In unusually strong criticism of an EU government, European Commission vice-president Viviane Reding said on Tuesday she was “personally appalled” by France’s behaviour, which she believed it was in breach of European law.
“This is a situation I thought Europe would not have to witness again after the second world war,” said Ms Reding, referring to Nazi Germany’s persecution of gypsies.
Ms Reding’s comments were backed by José Manuel Barroso, the Commission president, who had been criticised in recent weeks for a timid response to France’s action and for showing too much deference to one of the EU’s founding member states.
France said it was “astonished” by the criticism and that such comments would not help the situation.

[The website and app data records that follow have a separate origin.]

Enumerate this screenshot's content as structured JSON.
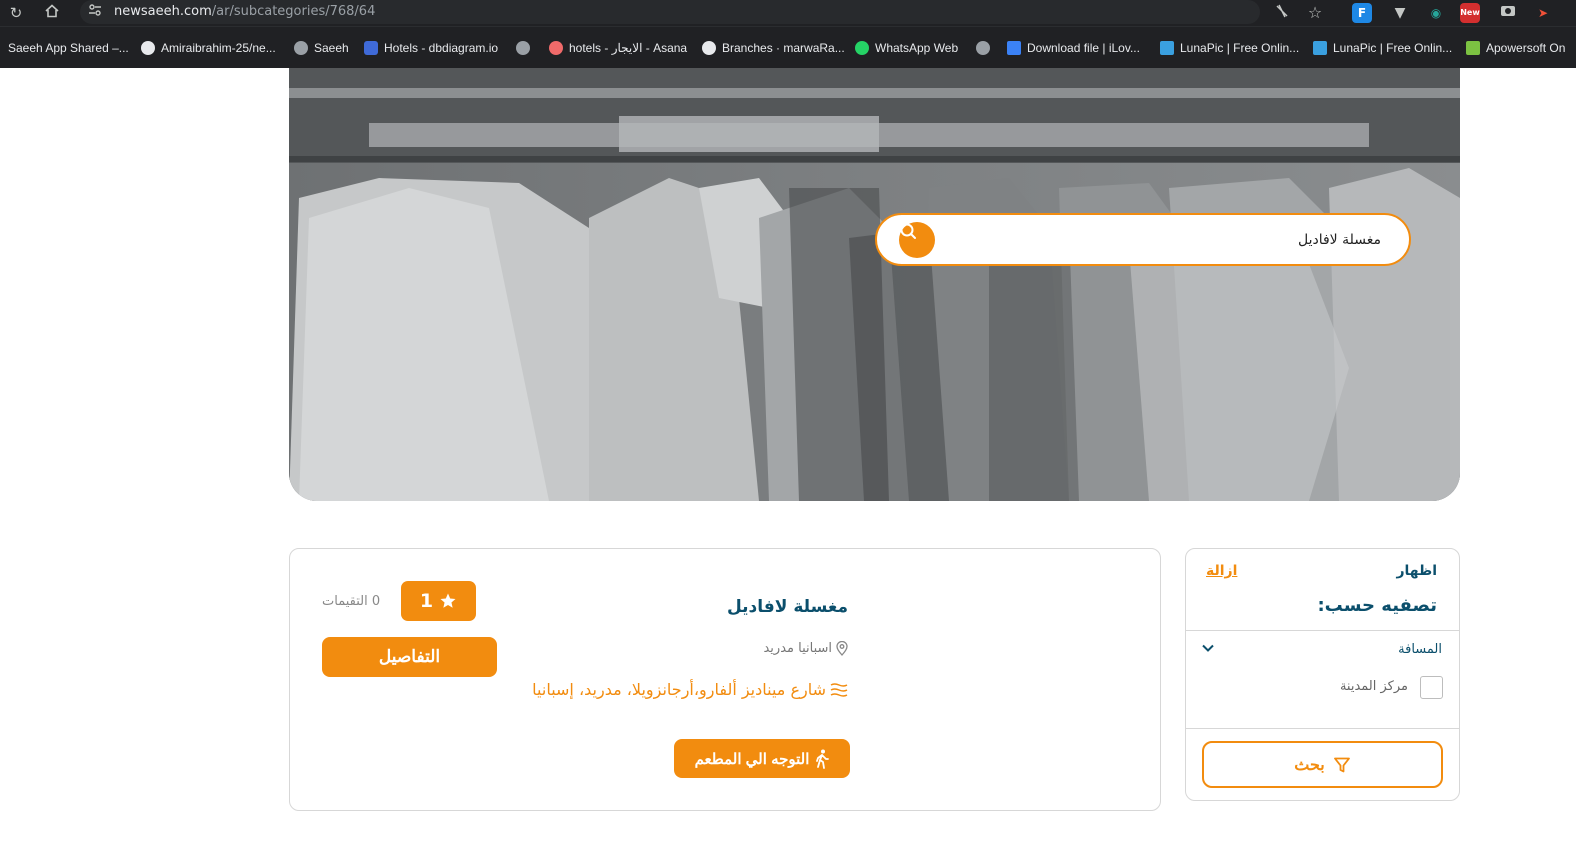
{
  "browser": {
    "url_host": "newsaeeh.com",
    "url_path": "/ar/subcategories/768/64",
    "bookmarks": [
      {
        "label": "Saeeh App Shared –...",
        "color": "#202124"
      },
      {
        "label": "Amiraibrahim-25/ne...",
        "color": "#e8eaed"
      },
      {
        "label": "Saeeh",
        "color": "#9aa0a6"
      },
      {
        "label": "Hotels - dbdiagram.io",
        "color": "#3f6ad8"
      },
      {
        "label": "",
        "color": "#9aa0a6"
      },
      {
        "label": "hotels - الايجار - Asana",
        "color": "#f06a6a"
      },
      {
        "label": "Branches · marwaRa...",
        "color": "#e8eaed"
      },
      {
        "label": "WhatsApp Web",
        "color": "#25d366"
      },
      {
        "label": "",
        "color": "#9aa0a6"
      },
      {
        "label": "Download file | iLov...",
        "color": "#3b82f6"
      },
      {
        "label": "LunaPic | Free Onlin...",
        "color": "#3aa0e0"
      },
      {
        "label": "LunaPic | Free Onlin...",
        "color": "#3aa0e0"
      },
      {
        "label": "Apowersoft On",
        "color": "#7cc242"
      }
    ],
    "ext_new_label": "New"
  },
  "hero": {
    "search_value": "مغسلة لافاديل"
  },
  "filter": {
    "show_label": "اظهار",
    "clear_label": "ازالة",
    "title": "تصفيه حسب:",
    "distance_label": "المسافة",
    "city_center_label": "مركز المدينة",
    "city_center_checked": false,
    "search_label": "بحث"
  },
  "result": {
    "name": "مغسلة لافاديل",
    "location": "اسبانيا مدريد",
    "address": "شارع ميناديز ألفارو،أرجانزويلا، مدريد، إسبانيا",
    "rating": "1",
    "reviews_label": "0 التقيمات",
    "details_label": "التفاصيل",
    "directions_label": "التوجه الي المطعم"
  },
  "colors": {
    "accent": "#f28c0f",
    "title": "#0b4f6c",
    "chrome": "#202124"
  }
}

Ms Reding said Paris had broken EU law on the free movement of people in deporting about 8,000 Roma this year to Romania and Bulgaria as part of a crackdown on crime.
“We have learnt of Ms Reding’s criticisms with astonishment,” the French foreign ministry said. “This isn’t the time for this kind of polemic or such statements.”
Ms Reding said that France would be in violation of EU law if it targeted a certain group, or groups, on the basis of race or ethnic origin, and threatened legal action against Paris.
Ms Reding’s ire was triggered by revelations that the French interior ministry had in early August ordered local prefects to prioritise the evacuation of illegal Roma camps as part of a high-profile law and order campaign launched by President Nicolas Sarkozy in July.
Though the president had pledged to resolve “the problem of the Roma and other travelling people” with a crackdown on illegal camps, French ministers had assured Ms Reding on a visit to Brussels at the end of August that their programme had not targeted any ethnic group.
Nonetheless the interior ministry felt obliged on Monday to re-issue its original memo, this time leaving out any mention of prioritising Roma migrants.
Brice Hortefeux, interior minister, on Tuesday said the government was only evacuating camps that had been judged illegal by the courts. “We are not evacuating them because they are Roma but because they are illegal,” he said in response to questions in parliament. Since August 1 some 441 camps had been dismantled,
Human rights groups in France said they would continue to monitor the situation. “It is not just because they have withdrawn the circular that things will change,” said Stéphane Maugendre of the Information and Support for Immigrants group.